beverages, beer, wine, cranberry juice, pomegranate juice, cherry juice, flavored water, sauces
(e.g. Tabasco), ketchup , frozen pizza, pasta, bakery products, olive oil, cheese, lactose free
products , kosher products, organic and natural products, diet products, gluten free products,
snacks, microwave popcorn, marshmallow, candies, chocolate, jelly, toy food, chewing gum, pear
and dried fruits (6 month shelf-life minimum for processed items is required).
II. Products not present in significant quantities but which have good sales potential
Health foods, especially natural and organic products, have a limited presence in the Brazilian
market.
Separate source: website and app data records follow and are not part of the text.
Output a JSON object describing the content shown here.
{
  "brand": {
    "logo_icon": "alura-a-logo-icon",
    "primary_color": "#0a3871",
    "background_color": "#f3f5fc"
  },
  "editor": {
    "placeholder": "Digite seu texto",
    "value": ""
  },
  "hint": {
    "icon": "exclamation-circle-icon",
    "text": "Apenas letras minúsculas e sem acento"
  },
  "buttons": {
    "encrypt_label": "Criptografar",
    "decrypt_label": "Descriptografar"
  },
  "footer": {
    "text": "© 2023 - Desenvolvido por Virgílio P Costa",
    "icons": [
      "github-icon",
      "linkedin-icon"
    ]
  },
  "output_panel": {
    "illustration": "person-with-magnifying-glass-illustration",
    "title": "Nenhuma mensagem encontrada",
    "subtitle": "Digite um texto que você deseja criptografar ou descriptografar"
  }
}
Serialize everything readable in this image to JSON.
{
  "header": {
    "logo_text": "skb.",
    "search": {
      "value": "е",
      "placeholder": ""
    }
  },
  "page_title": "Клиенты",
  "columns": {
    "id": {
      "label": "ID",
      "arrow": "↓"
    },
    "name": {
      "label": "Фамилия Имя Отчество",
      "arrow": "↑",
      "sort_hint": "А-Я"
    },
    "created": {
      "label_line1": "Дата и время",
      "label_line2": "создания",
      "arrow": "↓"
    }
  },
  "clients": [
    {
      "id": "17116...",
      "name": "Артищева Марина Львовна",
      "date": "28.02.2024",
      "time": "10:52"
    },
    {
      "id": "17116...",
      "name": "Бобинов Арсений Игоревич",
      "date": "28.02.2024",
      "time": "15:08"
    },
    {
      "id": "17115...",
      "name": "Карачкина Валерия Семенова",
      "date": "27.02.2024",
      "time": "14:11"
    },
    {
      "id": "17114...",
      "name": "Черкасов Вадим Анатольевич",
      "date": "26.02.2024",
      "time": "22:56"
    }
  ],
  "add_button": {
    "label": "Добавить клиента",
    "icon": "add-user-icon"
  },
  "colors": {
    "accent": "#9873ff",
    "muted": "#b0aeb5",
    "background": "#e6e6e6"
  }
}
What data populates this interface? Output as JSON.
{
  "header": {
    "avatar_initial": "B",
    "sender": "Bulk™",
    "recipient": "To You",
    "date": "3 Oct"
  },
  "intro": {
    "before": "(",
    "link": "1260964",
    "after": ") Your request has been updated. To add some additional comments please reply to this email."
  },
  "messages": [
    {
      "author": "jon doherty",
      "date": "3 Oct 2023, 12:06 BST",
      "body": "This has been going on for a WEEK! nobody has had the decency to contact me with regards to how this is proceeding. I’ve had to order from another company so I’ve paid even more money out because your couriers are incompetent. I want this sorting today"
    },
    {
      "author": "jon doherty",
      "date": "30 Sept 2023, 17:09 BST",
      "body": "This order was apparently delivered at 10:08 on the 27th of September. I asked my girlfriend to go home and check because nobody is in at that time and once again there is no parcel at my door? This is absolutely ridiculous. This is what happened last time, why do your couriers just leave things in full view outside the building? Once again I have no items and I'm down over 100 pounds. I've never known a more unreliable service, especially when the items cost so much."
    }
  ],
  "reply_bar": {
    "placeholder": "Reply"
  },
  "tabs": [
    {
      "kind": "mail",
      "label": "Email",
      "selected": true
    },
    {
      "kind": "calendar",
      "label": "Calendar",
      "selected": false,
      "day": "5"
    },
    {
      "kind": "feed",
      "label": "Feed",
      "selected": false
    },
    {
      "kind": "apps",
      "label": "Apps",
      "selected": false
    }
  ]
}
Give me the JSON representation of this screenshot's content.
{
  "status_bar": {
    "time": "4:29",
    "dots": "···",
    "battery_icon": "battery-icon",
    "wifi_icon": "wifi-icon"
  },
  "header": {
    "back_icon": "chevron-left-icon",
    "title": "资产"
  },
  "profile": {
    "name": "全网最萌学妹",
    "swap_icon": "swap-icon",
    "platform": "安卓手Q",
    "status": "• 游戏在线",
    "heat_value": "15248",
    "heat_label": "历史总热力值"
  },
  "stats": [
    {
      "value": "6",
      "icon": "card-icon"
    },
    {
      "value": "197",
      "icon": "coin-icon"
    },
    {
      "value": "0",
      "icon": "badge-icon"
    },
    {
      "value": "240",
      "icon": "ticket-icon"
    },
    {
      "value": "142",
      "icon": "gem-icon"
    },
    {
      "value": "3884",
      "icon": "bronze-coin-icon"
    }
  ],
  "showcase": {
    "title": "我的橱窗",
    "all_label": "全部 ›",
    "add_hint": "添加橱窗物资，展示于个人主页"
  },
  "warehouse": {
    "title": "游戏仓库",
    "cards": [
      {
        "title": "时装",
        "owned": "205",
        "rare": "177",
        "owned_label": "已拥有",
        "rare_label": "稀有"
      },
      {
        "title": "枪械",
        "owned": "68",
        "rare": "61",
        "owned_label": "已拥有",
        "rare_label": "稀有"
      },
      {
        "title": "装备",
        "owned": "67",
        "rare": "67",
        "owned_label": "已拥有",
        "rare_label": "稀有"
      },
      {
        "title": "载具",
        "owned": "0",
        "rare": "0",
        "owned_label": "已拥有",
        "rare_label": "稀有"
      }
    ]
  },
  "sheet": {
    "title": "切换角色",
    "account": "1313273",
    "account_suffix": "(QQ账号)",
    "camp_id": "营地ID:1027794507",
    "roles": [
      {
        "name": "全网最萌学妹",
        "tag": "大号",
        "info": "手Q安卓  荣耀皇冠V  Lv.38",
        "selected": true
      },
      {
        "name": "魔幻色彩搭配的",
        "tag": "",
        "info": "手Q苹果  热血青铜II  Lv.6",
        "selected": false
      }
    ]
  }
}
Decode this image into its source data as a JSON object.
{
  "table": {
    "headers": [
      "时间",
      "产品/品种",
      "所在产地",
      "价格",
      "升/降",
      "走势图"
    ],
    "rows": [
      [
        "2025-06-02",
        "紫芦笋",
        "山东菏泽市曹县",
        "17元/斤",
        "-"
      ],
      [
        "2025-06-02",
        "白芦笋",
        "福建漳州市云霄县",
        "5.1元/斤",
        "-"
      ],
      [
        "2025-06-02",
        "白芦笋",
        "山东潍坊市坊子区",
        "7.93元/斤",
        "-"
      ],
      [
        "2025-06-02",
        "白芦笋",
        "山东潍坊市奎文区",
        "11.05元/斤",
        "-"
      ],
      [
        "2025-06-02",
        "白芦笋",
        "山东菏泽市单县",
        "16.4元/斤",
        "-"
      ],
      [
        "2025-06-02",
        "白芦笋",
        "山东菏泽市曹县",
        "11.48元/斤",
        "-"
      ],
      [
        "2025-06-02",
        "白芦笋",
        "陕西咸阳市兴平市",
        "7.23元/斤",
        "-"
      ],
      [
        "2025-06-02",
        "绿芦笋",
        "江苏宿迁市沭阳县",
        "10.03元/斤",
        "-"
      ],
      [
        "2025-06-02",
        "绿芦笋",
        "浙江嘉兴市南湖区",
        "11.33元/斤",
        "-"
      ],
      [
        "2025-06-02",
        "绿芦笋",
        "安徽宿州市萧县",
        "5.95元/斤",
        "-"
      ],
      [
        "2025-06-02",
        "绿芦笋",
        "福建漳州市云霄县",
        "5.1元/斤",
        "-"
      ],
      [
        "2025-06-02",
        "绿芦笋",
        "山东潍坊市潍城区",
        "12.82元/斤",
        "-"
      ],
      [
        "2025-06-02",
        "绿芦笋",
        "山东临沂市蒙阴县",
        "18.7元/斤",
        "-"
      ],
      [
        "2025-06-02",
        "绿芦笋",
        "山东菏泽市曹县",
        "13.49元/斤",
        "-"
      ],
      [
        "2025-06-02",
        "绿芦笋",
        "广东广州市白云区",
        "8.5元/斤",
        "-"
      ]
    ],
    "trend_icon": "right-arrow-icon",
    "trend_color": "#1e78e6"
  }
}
The Brazilian food industry has not directed consistent efforts to develop these segments,
as the consumer base is restricted to the higher-end. There are a limited number of suppliers
offering processed organic products in the market, consequently prices for these items are high.
U.S. suppliers may find great opportunities within this segment.
Brazil requires the use of the organic stamp on all organic products. In order to get approval for its
use, organic producers must comply with regulations, which mean that a certifying agent must
ensure the product is produced according to the Ministry of Agriculture?s standards.
III. Products not present because they face significant barriers
Brazilian legislation requires all food items to be approved by Ministry of Health (MS) or Ministry of
Agriculture, Livestock, and Food Supply (MAPA) prior to shipment. Currently, poultry and beef
imports are banned and considerable restrictions exist for products containing ingredients derived
from biotech commodities.
SECTION V. Post Contact and Further Information
Please do not hesitate to contact the offices below for questions or comments regarding this report
or require assistance to export processed food products into Brazil:
U.S. Agricultural Trade Office (ATO) Office of Agricultural Affairs (OAA)
U.S. Consulate General U.S. Embassy
Rua Henri Dunant, 700 Av. das Nacoes, quadra 801, lote 3
04709-110 Sao Paulo ? SP 70403-900 Brasilia - DF
Tel: (55 11) 5186-7400 Tel: (55 61) 3312-7000
Fax: (55 11) 5186-7499 Fax: (55 61) 3312-7659
E-mail: email@example.com E-mail: firstname.lastname@example.org